── Data for review ──

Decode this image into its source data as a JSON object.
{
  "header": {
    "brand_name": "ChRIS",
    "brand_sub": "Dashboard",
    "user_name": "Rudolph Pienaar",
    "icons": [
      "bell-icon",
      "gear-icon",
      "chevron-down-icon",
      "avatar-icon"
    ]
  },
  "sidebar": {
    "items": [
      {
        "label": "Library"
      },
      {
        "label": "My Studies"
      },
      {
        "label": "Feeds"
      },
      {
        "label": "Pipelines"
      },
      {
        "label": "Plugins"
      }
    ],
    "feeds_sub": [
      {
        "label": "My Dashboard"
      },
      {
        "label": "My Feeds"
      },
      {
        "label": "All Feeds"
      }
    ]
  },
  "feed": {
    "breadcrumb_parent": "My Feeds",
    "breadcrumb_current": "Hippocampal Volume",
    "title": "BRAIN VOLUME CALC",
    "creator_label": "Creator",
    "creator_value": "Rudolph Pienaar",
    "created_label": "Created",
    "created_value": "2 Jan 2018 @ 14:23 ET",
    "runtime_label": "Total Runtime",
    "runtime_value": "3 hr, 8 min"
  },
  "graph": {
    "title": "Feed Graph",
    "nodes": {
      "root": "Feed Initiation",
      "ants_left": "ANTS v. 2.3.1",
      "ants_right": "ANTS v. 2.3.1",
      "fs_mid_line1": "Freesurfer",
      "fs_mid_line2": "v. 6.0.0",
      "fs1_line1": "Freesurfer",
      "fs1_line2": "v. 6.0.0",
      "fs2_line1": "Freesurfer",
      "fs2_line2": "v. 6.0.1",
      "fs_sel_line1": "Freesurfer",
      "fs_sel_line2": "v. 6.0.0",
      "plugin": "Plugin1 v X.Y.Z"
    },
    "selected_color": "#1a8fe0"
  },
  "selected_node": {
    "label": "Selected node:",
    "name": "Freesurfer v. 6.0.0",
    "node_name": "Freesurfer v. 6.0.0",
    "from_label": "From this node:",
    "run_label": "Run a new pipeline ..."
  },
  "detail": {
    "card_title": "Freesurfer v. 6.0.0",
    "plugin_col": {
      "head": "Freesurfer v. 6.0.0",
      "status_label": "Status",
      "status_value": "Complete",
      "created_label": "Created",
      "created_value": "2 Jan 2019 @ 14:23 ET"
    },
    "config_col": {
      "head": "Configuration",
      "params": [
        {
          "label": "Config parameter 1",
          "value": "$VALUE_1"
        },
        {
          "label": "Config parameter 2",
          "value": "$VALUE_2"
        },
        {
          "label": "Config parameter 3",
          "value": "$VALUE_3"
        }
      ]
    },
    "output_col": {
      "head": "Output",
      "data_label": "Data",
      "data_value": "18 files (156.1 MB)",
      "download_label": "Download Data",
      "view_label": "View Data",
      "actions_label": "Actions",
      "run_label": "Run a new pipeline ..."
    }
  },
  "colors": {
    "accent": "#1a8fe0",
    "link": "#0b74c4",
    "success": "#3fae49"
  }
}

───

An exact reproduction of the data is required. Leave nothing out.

Solution for this task:
Decode this image into its source data as a JSON object.
{
  "header": {
    "brand_name": "ChRIS",
    "brand_sub": "Dashboard",
    "user_name": "Rudolph Pienaar",
    "icons": [
      "bell-icon",
      "gear-icon",
      "chevron-down-icon",
      "avatar-icon"
    ]
  },
  "sidebar": {
    "items": [
      {
        "label": "Library"
      },
      {
        "label": "My Studies"
      },
      {
        "label": "Feeds"
      },
      {
        "label": "Pipelines"
      },
      {
        "label": "Plugins"
      }
    ],
    "feeds_sub": [
      {
        "label": "My Dashboard"
      },
      {
        "label": "My Feeds"
      },
      {
        "label": "All Feeds"
      }
    ]
  },
  "feed": {
    "breadcrumb_parent": "My Feeds",
    "breadcrumb_current": "Hippocampal Volume",
    "title": "BRAIN VOLUME CALC",
    "creator_label": "Creator",
    "creator_value": "Rudolph Pienaar",
    "created_label": "Created",
    "created_value": "2 Jan 2018 @ 14:23 ET",
    "runtime_label": "Total Runtime",
    "runtime_value": "3 hr, 8 min"
  },
  "graph": {
    "title": "Feed Graph",
    "nodes": {
      "root": "Feed Initiation",
      "ants_left": "ANTS v. 2.3.1",
      "ants_right": "ANTS v. 2.3.1",
      "fs_mid_line1": "Freesurfer",
      "fs_mid_line2": "v. 6.0.0",
      "fs1_line1": "Freesurfer",
      "fs1_line2": "v. 6.0.0",
      "fs2_line1": "Freesurfer",
      "fs2_line2": "v. 6.0.1",
      "fs_sel_line1": "Freesurfer",
      "fs_sel_line2": "v. 6.0.0",
      "plugin": "Plugin1 v X.Y.Z"
    },
    "selected_color": "#1a8fe0"
  },
  "selected_node": {
    "label": "Selected node:",
    "name": "Freesurfer v. 6.0.0",
    "node_name": "Freesurfer v. 6.0.0",
    "from_label": "From this node:",
    "run_label": "Run a new pipeline ..."
  },
  "detail": {
    "card_title": "Freesurfer v. 6.0.0",
    "plugin_col": {
      "head": "Freesurfer v. 6.0.0",
      "status_label": "Status",
      "status_value": "Complete",
      "created_label": "Created",
      "created_value": "2 Jan 2019 @ 14:23 ET"
    },
    "config_col": {
      "head": "Configuration",
      "params": [
        {
          "label": "Config parameter 1",
          "value": "$VALUE_1"
        },
        {
          "label": "Config parameter 2",
          "value": "$VALUE_2"
        },
        {
          "label": "Config parameter 3",
          "value": "$VALUE_3"
        }
      ]
    },
    "output_col": {
      "head": "Output",
      "data_label": "Data",
      "data_value": "18 files (156.1 MB)",
      "download_label": "Download Data",
      "view_label": "View Data",
      "actions_label": "Actions",
      "run_label": "Run a new pipeline ..."
    }
  },
  "colors": {
    "accent": "#1a8fe0",
    "link": "#0b74c4",
    "success": "#3fae49"
  }
}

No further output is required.